LAS VEGAS — Specialty pharmacy is the fastest-growing area of the pharmaceutical industry, according to IMS Health. Driven largely by new brand growth, specialty pharmacy spending in the retail channel was up 32.7% to a moving annual total of $67.5 billion through June 2015, with 49.8 million prescriptions dispensed. According to IMS Health, specialty medications accounted for 33% of the drug spend in 2014, up from 23% in 2009, making specialty pharmacy more appealing to community pharmacy.
Whether its pharmacogenomics, orphan drug therapies or the recent launch of the first U.S. biosimilar, specialty pharmacy is where a lot of the action is happening in the pharmacy industry.
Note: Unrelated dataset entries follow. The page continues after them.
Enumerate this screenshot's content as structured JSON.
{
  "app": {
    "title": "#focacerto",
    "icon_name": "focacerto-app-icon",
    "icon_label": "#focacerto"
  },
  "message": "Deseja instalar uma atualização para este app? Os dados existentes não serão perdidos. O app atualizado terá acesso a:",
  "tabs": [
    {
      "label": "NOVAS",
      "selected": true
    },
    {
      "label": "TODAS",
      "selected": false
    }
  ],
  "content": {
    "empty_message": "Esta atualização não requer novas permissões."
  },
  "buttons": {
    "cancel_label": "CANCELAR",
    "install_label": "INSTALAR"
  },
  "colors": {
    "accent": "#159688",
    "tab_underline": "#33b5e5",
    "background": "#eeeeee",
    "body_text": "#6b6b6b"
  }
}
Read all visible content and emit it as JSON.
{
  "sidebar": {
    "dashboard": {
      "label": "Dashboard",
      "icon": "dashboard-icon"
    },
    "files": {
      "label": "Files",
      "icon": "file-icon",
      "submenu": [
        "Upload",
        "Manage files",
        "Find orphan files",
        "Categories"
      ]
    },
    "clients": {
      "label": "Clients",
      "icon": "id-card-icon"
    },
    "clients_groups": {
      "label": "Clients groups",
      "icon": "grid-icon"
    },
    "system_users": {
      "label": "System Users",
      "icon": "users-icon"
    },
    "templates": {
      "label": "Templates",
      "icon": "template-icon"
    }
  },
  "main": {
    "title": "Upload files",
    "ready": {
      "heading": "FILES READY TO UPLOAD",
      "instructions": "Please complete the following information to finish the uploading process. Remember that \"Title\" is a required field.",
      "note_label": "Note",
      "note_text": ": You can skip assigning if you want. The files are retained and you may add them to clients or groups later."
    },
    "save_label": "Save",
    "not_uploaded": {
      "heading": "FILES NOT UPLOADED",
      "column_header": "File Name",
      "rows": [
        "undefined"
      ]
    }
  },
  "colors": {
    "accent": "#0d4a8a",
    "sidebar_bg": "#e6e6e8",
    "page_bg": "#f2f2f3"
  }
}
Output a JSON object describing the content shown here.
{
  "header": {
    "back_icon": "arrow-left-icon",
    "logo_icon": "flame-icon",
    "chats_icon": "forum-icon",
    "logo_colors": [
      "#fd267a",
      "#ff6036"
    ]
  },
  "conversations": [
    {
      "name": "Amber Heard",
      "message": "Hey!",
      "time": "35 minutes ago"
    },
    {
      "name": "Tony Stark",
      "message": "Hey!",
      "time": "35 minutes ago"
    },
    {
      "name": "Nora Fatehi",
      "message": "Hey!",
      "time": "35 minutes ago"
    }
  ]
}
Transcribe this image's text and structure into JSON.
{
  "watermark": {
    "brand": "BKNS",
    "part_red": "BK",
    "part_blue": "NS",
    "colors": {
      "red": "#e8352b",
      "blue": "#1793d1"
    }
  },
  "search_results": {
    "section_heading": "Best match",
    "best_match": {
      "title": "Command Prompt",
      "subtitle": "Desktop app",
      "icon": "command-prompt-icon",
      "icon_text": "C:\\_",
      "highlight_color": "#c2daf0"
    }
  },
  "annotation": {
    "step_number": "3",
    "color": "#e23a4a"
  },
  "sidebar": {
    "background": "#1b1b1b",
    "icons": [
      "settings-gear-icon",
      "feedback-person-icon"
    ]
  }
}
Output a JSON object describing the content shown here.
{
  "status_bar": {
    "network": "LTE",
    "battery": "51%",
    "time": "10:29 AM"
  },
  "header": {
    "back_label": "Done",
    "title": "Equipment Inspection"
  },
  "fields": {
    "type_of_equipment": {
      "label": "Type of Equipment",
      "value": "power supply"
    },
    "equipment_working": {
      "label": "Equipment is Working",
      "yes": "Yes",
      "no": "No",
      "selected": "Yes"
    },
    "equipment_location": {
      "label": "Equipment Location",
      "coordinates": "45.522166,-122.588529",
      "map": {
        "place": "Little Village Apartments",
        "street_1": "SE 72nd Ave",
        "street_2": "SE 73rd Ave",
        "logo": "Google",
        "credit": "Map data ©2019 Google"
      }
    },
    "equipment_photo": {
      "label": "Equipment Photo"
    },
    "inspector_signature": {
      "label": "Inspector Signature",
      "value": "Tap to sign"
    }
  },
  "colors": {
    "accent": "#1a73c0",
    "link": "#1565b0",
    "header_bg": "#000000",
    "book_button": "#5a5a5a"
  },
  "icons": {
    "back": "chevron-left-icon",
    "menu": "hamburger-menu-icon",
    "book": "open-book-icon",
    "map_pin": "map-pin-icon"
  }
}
And though community pharmacy has the potential to be a source for these complex and expensive medications, independents can face an access barrier created by manufacturers — one that AmerisourceBergen is looking to eliminate for Good Neighbor Pharmacy members.
“A number of manufacturers and a number of payers have looked at initiatives to limit and restrict access to [specialty] products to a limited number of providers, often mail-order pharmacies for example,” Peyton Howell, AmerisourceBergen’s Executive Vice President and President of Global Sourcing and Manufacturer Relations, told Drug Store News. “Our team is working directly with manufacturers to really be able to explain the value of keeping that patient where they get the rest of their care [and] get the rest of their prescriptions.”
The importance of community pharmacy’s ability to improve outcomes among patients requiring specialty drugs is not lost on AmerisourceBergen or Good Neighbor Pharmacy — especially when it comes to community pharmacy’s ability to improve adherence and, by extension, patient outcomes.
One of the largest drivers within specialty pharmacy is Hepatitis C treatments. Spending on specialty hepatitis C treatments contributed more than 3% of the spending growth seen in second quarter 2015 — primarily due to new medications like Harvoni and Sovaldi.
“The reality is that on the Hepatitis C products, which are available in the community pharmacy, patients are able to access care, be adherent to a regimen… and be able to get the rest of their prescriptions uninterrupted,” Howell said. “For Good Neighbor Pharmacy members in general, we think it's important that they have access to serve their entire patient population. … We want to make sure that care can be delivered in the community where the patients get the rest of their care.”